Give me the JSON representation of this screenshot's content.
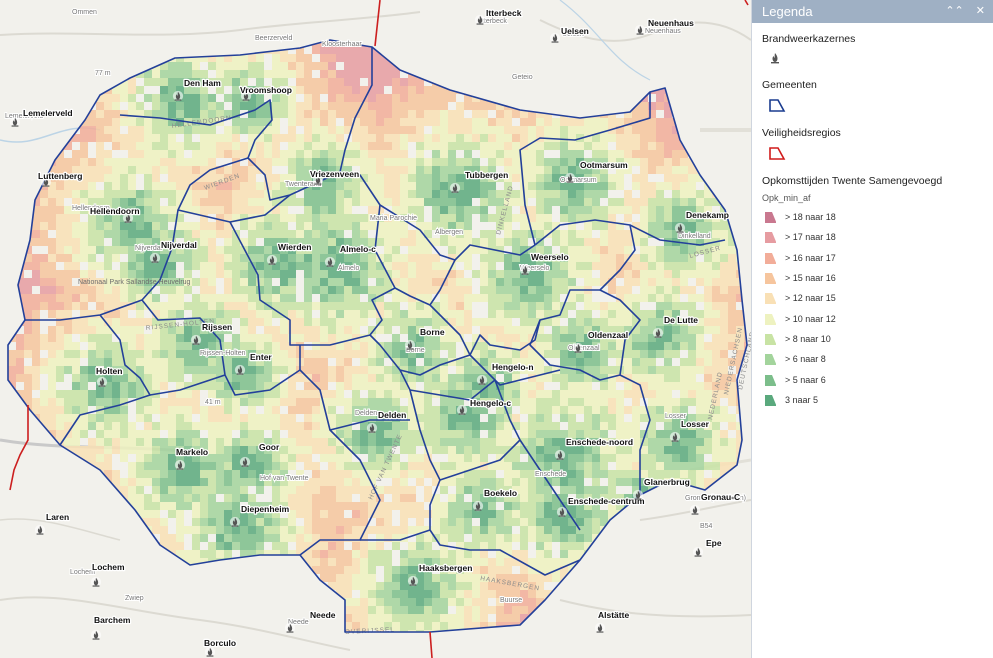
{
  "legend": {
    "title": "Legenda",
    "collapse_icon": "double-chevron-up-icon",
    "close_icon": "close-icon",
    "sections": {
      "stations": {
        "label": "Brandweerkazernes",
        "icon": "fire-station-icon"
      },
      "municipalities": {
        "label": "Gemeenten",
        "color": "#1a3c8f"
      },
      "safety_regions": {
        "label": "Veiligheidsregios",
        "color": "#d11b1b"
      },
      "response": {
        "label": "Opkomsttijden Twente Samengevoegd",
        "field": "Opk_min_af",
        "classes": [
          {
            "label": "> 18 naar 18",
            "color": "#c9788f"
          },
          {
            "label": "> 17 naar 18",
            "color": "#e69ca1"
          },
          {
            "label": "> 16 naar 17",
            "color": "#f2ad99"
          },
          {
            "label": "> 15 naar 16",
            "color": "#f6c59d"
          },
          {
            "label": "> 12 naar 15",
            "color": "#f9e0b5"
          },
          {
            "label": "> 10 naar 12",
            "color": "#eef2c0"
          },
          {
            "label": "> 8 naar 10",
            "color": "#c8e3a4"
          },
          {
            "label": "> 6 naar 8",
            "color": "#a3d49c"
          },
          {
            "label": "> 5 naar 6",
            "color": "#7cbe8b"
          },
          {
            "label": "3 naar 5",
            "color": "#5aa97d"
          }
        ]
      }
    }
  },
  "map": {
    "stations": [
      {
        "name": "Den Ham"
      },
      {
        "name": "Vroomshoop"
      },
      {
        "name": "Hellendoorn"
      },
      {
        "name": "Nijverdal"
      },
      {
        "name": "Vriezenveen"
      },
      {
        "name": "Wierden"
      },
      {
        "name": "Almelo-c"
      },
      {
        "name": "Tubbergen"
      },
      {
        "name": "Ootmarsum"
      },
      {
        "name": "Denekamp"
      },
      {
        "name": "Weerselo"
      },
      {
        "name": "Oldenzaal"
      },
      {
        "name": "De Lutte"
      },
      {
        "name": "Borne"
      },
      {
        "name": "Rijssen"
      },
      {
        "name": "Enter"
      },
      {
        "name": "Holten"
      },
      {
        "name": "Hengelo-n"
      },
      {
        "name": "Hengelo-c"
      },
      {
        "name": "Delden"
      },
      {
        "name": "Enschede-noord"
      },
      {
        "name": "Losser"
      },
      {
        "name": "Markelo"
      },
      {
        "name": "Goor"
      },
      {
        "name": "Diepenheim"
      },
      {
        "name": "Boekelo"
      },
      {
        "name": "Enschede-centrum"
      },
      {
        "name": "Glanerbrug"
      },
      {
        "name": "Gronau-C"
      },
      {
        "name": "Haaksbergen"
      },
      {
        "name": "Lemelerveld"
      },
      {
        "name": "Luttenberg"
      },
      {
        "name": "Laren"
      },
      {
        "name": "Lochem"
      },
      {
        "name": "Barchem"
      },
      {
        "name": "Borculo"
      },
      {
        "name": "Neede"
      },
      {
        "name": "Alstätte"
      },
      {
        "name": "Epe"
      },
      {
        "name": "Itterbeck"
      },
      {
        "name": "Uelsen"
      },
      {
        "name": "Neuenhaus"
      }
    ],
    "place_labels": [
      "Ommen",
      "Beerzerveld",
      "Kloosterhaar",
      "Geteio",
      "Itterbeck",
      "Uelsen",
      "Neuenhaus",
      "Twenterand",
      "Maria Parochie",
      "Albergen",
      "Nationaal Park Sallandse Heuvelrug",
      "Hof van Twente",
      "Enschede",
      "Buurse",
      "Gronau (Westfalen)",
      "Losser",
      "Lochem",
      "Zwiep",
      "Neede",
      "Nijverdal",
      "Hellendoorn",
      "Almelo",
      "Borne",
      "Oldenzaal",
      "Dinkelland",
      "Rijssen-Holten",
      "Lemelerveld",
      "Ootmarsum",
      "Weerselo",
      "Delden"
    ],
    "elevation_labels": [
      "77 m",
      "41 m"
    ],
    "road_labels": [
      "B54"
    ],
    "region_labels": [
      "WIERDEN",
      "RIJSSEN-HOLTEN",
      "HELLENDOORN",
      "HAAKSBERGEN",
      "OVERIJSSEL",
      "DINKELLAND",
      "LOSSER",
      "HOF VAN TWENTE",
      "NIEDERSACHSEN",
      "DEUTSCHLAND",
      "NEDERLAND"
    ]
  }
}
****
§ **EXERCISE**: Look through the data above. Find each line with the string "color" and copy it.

§ **YOUR SOLUTION**:
        "color": "#1a3c8f"
        "color": "#d11b1b"
            "color": "#c9788f"
            "color": "#e69ca1"
            "color": "#f2ad99"
            "color": "#f6c59d"
            "color": "#f9e0b5"
            "color": "#eef2c0"
            "color": "#c8e3a4"
            "color": "#a3d49c"
            "color": "#7cbe8b"
            "color": "#5aa97d"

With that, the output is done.